And how can I objectively assess what everyone else thinks if I’m biased by my own opinion?

That’s where we are. We’ve all taken our sides. So, we obsess over the post-mortems of every bombshell, desperate for a sign the pendulum is swinging in our direction for good.

Only, the pendulum holds steady and our blood boils.

How can those people still believe that?!?! 
They’re brainwashed by cable news!
They didn’t even read the whole story!
They’re ugly!

We all feel powerless right now, so we cling to whatever power we can find. Maybe it’s the power of being a better parent or healthier eater or better looking.

Or simply the power of believing were more informed and everyone else just skims the headlines. It’s why conspiracy theories are all the rage.

Because real power is knowing something nobody else knows.

Just know this. Were all pretty ugly right now.

Here’s what were seeing:

Consumer confidence is continuing its climb to pre-pandemic levels. Our Economic Sentiment Index registered its third straight positive reading this week. Consumer resiliency has been remarkable, particularly when you consider there are no signs of more stimulus on the horizon, the employment recovery seems to have slowed, and COVID deaths tally over 200K. But the housing market is booming, the election is almost here, and hope springs eternal. Hope matters most.

Even while paying off their credit cards, people have been using them more. COVID sparked all kinds of credit card trends – more usage for things like grocery and restaurant delivery, online shopping, you name it. Some branded cards did better than others and Visa is in a league of its own. Rewards matter, but interest rate is still king.

Speaking of online shopping, Prime Day should be massive this year thanks to all the remote workers. Amazon moved its big annual shopping holiday this year and it might work out. Intent to participate in the event is relatively flat compared to last year, dragged down slightly by people who are out of work because of the pandemic. Remote workers, however, especially Millennials and Gen Xers who are generally more cautious about shopping in stores, should provide a big boost this year. Cha-ching.

Streaming music has taken a hit during COVID. One in five Americans have canceled at least one paid streaming music service in the past 6 months. After a quick bump when quarantine started, reduced travel and commuting are cutting into music listening across the board, but Pandora seems to have been hit the hardest. People who are most pessimistic about the end of the pandemic are driving the trend.

Online furniture-buying, on the other hand, is having a great run. Companies like Wayfair have seen a nice boost during COVID, driven by consumers who feel the most unsafe venturing out. With 1 in 4 U.S. adults saying it will still be 6+ months until they feel comfortable shopping in stores, the market could stay hot for a while. Online furniture sellers need to figure out how to identify and reach the COVID-cautious. I may know someone who can help them.

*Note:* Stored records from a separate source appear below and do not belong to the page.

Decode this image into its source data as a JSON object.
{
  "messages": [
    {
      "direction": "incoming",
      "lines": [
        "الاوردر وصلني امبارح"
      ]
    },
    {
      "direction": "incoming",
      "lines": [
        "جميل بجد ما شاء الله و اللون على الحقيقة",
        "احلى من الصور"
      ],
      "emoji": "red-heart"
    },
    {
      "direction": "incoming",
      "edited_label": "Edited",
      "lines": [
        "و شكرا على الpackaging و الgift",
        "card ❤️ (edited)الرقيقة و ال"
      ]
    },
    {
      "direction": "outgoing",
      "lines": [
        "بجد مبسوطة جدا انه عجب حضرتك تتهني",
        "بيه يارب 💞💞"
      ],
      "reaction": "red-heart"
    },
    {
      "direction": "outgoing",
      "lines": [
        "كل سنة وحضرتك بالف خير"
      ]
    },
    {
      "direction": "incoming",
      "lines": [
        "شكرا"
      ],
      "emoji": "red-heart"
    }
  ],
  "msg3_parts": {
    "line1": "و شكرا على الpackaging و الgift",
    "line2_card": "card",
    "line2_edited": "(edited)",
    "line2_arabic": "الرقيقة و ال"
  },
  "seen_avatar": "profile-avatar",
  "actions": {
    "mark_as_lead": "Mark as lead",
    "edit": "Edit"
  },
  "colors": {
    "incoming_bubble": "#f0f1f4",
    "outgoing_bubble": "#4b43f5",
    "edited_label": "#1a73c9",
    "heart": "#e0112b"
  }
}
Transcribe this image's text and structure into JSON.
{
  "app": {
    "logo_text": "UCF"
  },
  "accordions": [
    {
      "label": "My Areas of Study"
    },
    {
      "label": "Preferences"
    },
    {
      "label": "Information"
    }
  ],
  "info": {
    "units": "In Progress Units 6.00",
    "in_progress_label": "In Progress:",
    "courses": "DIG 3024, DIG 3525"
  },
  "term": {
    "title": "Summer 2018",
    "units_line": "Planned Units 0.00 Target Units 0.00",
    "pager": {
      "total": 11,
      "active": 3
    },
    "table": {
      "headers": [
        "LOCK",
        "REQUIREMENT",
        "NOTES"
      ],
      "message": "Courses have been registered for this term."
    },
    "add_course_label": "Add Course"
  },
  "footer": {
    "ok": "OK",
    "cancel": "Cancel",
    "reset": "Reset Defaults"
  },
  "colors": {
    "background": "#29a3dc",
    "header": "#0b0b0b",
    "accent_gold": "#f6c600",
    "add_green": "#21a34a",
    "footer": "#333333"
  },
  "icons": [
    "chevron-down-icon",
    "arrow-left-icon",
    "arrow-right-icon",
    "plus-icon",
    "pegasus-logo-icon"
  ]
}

I’m atypically bad at fantasy football, but stereotypical in every other way. For someone who has played in a fantasy football league every year since 1984, you’d think I wouldn’t suck so bad, but I really do. If I draft someone on my team, their insurance premiums should immediately increase because they’re destined to suffer a season-ending injury. Anyway, probably my favorite study we did this week was about fantasy sports and the people – mostly men between ages 25 and 54 – who play them. The brand affinities among fantasy geeks are interesting, particularly for the likes of Under Armour and Dick’s Sporting Goods. Puma and Nike, not so much.

Ordering pizza has been all the rage during the pandemic and were happier for it. Most shocking in this deep dish, I mean dive, we did into pizza delivery this week is the fact that 30% of Americans haven’t ordered any pizza in the last 3 months. Weird. For the other 70%, local shops reign supreme, with Domino’s being a slice above the other national chains. Pepperoni is the top topping but the rest of the list might surprise you. What won’t surprise you is that people who eat pizza are happier. Plain and simple.

We cranked out a few more studies you should read:

And our most popular questions this week:

Hoping you’re well.